Stored items from a collection
▬▬▬

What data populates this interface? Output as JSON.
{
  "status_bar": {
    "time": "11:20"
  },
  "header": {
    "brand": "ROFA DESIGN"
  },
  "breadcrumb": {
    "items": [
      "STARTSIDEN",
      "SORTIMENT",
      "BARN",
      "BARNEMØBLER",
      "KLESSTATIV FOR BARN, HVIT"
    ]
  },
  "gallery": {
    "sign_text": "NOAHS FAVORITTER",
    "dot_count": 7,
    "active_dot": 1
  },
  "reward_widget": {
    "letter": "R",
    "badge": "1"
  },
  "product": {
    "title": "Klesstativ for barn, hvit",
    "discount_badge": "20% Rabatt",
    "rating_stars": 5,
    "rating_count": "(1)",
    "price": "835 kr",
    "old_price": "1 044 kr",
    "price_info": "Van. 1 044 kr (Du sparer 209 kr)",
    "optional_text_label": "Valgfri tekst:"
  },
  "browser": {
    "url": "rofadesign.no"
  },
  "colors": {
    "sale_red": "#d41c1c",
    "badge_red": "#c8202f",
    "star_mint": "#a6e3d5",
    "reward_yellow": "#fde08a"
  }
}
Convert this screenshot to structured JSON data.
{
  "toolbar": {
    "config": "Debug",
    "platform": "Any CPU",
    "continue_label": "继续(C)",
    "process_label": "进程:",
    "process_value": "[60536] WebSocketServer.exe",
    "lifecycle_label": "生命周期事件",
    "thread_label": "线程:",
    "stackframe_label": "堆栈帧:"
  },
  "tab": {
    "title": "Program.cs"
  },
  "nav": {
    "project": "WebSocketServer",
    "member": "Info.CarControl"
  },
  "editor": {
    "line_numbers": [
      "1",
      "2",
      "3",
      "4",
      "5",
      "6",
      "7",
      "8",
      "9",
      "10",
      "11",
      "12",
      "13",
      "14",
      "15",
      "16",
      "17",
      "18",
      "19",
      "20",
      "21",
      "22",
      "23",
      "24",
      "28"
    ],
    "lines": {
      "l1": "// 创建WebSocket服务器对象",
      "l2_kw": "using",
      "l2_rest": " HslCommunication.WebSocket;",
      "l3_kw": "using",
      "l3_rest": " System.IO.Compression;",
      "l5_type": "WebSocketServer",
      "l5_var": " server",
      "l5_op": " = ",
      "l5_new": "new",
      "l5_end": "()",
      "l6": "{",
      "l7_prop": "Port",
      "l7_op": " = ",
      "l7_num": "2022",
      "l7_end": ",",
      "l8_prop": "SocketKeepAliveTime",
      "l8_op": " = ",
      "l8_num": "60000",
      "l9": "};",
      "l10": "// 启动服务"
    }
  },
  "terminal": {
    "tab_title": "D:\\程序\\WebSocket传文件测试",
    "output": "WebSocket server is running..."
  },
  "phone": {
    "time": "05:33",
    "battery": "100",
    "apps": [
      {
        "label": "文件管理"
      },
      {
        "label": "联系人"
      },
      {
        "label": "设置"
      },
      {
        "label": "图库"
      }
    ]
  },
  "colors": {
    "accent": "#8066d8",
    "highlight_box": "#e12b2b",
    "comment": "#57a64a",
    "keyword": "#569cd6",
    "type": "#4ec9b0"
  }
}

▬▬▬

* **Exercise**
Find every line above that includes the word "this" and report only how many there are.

* **Answer space**
2